• _Dataset content_:
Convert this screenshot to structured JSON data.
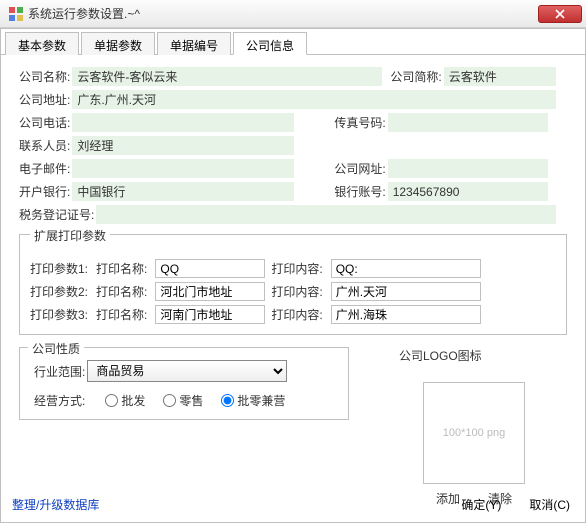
{
  "window": {
    "title": "系统运行参数设置.~^"
  },
  "tabs": [
    {
      "label": "基本参数"
    },
    {
      "label": "单据参数"
    },
    {
      "label": "单据编号"
    },
    {
      "label": "公司信息"
    }
  ],
  "labels": {
    "company_name": "公司名称:",
    "company_short": "公司简称:",
    "company_addr": "公司地址:",
    "company_tel": "公司电话:",
    "fax": "传真号码:",
    "contact": "联系人员:",
    "email": "电子邮件:",
    "website": "公司网址:",
    "bank": "开户银行:",
    "bank_acct": "银行账号:",
    "tax_reg": "税务登记证号:",
    "ext_print": "扩展打印参数",
    "print_param1": "打印参数1:",
    "print_param2": "打印参数2:",
    "print_param3": "打印参数3:",
    "print_name": "打印名称:",
    "print_content": "打印内容:",
    "company_nature": "公司性质",
    "industry": "行业范围:",
    "mgmt": "经营方式:",
    "logo_title": "公司LOGO图标",
    "logo_hint": "100*100 png",
    "add": "添加",
    "clear": "清除",
    "db_link": "整理/升级数据库",
    "ok": "确定(Y)",
    "cancel": "取消(C)"
  },
  "values": {
    "company_name": "云客软件-客似云来",
    "company_short": "云客软件",
    "company_addr": "广东.广州.天河",
    "company_tel": "",
    "fax": "",
    "contact": "刘经理",
    "email": "",
    "website": "",
    "bank": "中国银行",
    "bank_acct": "1234567890",
    "tax_reg": "",
    "industry": "商品贸易"
  },
  "print": [
    {
      "name": "QQ",
      "content": "QQ:"
    },
    {
      "name": "河北门市地址",
      "content": "广州.天河"
    },
    {
      "name": "河南门市地址",
      "content": "广州.海珠"
    }
  ],
  "mgmt_options": {
    "wholesale": "批发",
    "retail": "零售",
    "both": "批零兼营"
  }
}
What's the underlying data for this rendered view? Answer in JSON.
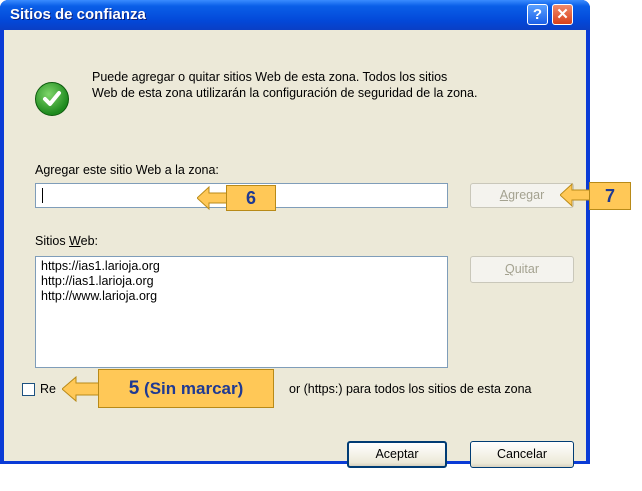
{
  "window": {
    "title": "Sitios de confianza",
    "help_label": "?",
    "close_label": "✕"
  },
  "description": {
    "line1": "Puede agregar o quitar sitios Web de esta zona.  Todos los sitios",
    "line2": "Web de esta zona utilizarán la configuración de seguridad de la zona."
  },
  "add_label": {
    "pre": "Agre",
    "underlined": "g",
    "post": "ar este sitio Web a la zona:"
  },
  "add_input": {
    "value": ""
  },
  "add_button": {
    "pre": "",
    "underlined": "A",
    "post": "gregar"
  },
  "sites_label": {
    "pre": "Sitios ",
    "underlined": "W",
    "post": "eb:"
  },
  "sites": [
    "https://ias1.larioja.org",
    "http://ias1.larioja.org",
    "http://www.larioja.org"
  ],
  "remove_button": {
    "pre": "",
    "underlined": "Q",
    "post": "uitar"
  },
  "checkbox": {
    "label_left": "Re",
    "label_right": "or (https:) para todos los sitios de esta zona",
    "checked": false
  },
  "ok_button": "Aceptar",
  "cancel_button": "Cancelar",
  "callouts": {
    "c6": "6",
    "c7": "7",
    "c5_number": "5",
    "c5_text": "(Sin marcar)"
  },
  "colors": {
    "callout_fill": "#ffc857",
    "callout_text": "#1f3a93",
    "titlebar": "#0348d8"
  },
  "icons": {
    "status": "green-check-icon",
    "arrow": "left-arrow-icon"
  }
}
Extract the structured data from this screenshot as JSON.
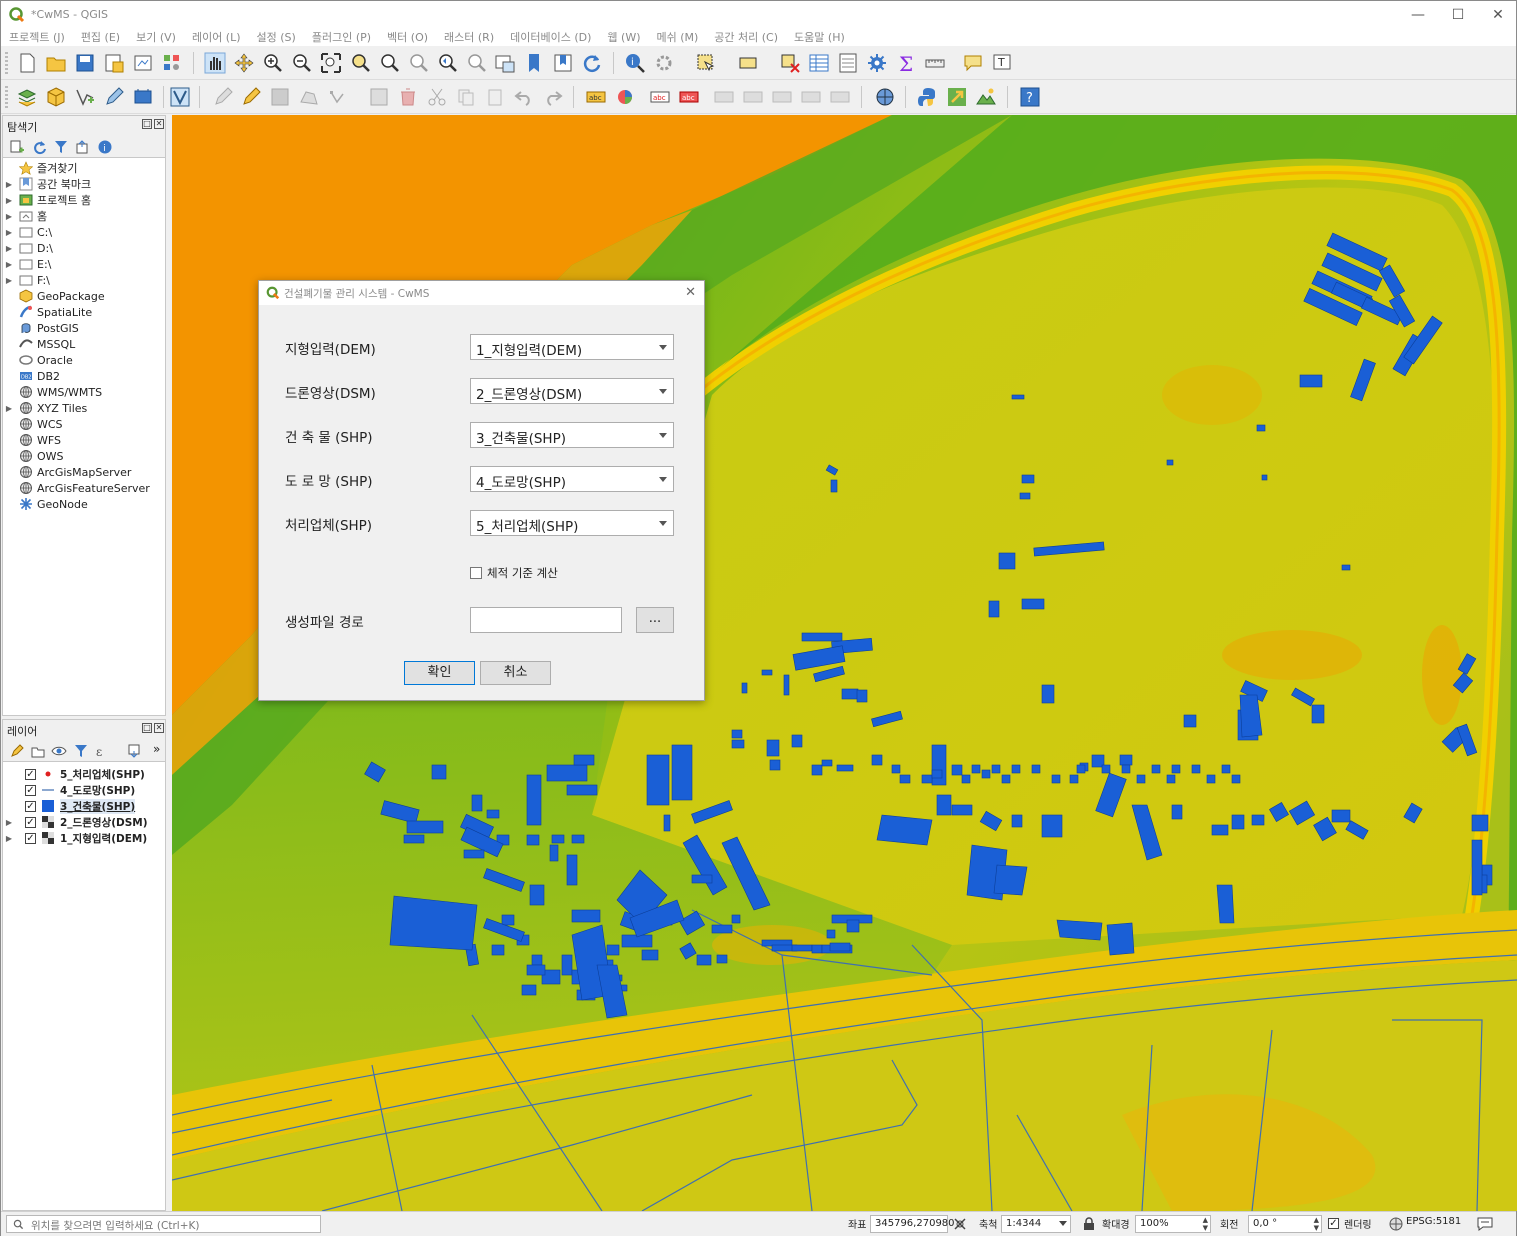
{
  "window": {
    "title": "*CwMS - QGIS"
  },
  "menu": [
    "프로젝트 (J)",
    "편집 (E)",
    "보기 (V)",
    "레이어 (L)",
    "설정 (S)",
    "플러그인 (P)",
    "벡터 (O)",
    "래스터 (R)",
    "데이터베이스 (D)",
    "웹 (W)",
    "메쉬 (M)",
    "공간 처리 (C)",
    "도움말 (H)"
  ],
  "browser": {
    "title": "탐색기",
    "items": [
      {
        "label": "즐겨찾기",
        "icon": "star-icon",
        "expandable": false
      },
      {
        "label": "공간 북마크",
        "icon": "bookmark-icon",
        "expandable": true
      },
      {
        "label": "프로젝트 홈",
        "icon": "project-home-icon",
        "expandable": true
      },
      {
        "label": "홈",
        "icon": "home-folder-icon",
        "expandable": true
      },
      {
        "label": "C:\\",
        "icon": "drive-icon",
        "expandable": true
      },
      {
        "label": "D:\\",
        "icon": "drive-icon",
        "expandable": true
      },
      {
        "label": "E:\\",
        "icon": "drive-icon",
        "expandable": true
      },
      {
        "label": "F:\\",
        "icon": "drive-icon",
        "expandable": true
      },
      {
        "label": "GeoPackage",
        "icon": "geopackage-icon",
        "expandable": false
      },
      {
        "label": "SpatiaLite",
        "icon": "spatialite-icon",
        "expandable": false
      },
      {
        "label": "PostGIS",
        "icon": "postgis-icon",
        "expandable": false
      },
      {
        "label": "MSSQL",
        "icon": "mssql-icon",
        "expandable": false
      },
      {
        "label": "Oracle",
        "icon": "oracle-icon",
        "expandable": false
      },
      {
        "label": "DB2",
        "icon": "db2-icon",
        "expandable": false
      },
      {
        "label": "WMS/WMTS",
        "icon": "globe-icon",
        "expandable": false
      },
      {
        "label": "XYZ Tiles",
        "icon": "globe-icon",
        "expandable": true
      },
      {
        "label": "WCS",
        "icon": "globe-icon",
        "expandable": false
      },
      {
        "label": "WFS",
        "icon": "globe-icon",
        "expandable": false
      },
      {
        "label": "OWS",
        "icon": "globe-icon",
        "expandable": false
      },
      {
        "label": "ArcGisMapServer",
        "icon": "globe-icon",
        "expandable": false
      },
      {
        "label": "ArcGisFeatureServer",
        "icon": "globe-icon",
        "expandable": false
      },
      {
        "label": "GeoNode",
        "icon": "geonode-icon",
        "expandable": false
      }
    ]
  },
  "layers": {
    "title": "레이어",
    "items": [
      {
        "label": "5_처리업체(SHP)",
        "checked": true,
        "symbol": "point",
        "selected": false
      },
      {
        "label": "4_도로망(SHP)",
        "checked": true,
        "symbol": "line",
        "selected": false
      },
      {
        "label": "3_건축물(SHP)",
        "checked": true,
        "symbol": "polygon",
        "selected": true
      },
      {
        "label": "2_드론영상(DSM)",
        "checked": true,
        "symbol": "raster",
        "selected": false
      },
      {
        "label": "1_지형입력(DEM)",
        "checked": true,
        "symbol": "raster",
        "selected": false
      }
    ]
  },
  "dialog": {
    "title": "건설폐기물 관리 시스템 - CwMS",
    "fields": [
      {
        "label": "지형입력(DEM)",
        "value": "1_지형입력(DEM)"
      },
      {
        "label": "드론영상(DSM)",
        "value": "2_드론영상(DSM)"
      },
      {
        "label": "건 축 물 (SHP)",
        "value": "3_건축물(SHP)"
      },
      {
        "label": "도 로 망 (SHP)",
        "value": "4_도로망(SHP)"
      },
      {
        "label": "처리업체(SHP)",
        "value": "5_처리업체(SHP)"
      }
    ],
    "volume_checkbox": {
      "label": "체적 기준 계산",
      "checked": false
    },
    "output_path": {
      "label": "생성파일 경로",
      "value": "",
      "browse_label": "..."
    },
    "ok_label": "확인",
    "cancel_label": "취소"
  },
  "status": {
    "locator_placeholder": "위치를 찾으려면 입력하세요 (Ctrl+K)",
    "coord_label": "좌표",
    "coord_value": "345796,270980",
    "scale_label": "축척",
    "scale_value": "1:4344",
    "magnifier_label": "확대경",
    "magnifier_value": "100%",
    "rotation_label": "회전",
    "rotation_value": "0,0 °",
    "render_label": "렌더링",
    "crs_label": "EPSG:5181"
  },
  "colors": {
    "building_fill": "#1a5fd6",
    "road_line": "#3a6fb0",
    "dem_low": "#2aa02a",
    "dem_mid": "#c8cc10",
    "dem_high": "#f09000"
  }
}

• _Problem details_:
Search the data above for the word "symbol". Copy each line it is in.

• _Response to this exercise_:
        "symbol": "point",
        "symbol": "line",
        "symbol": "polygon",
        "symbol": "raster",
        "symbol": "raster",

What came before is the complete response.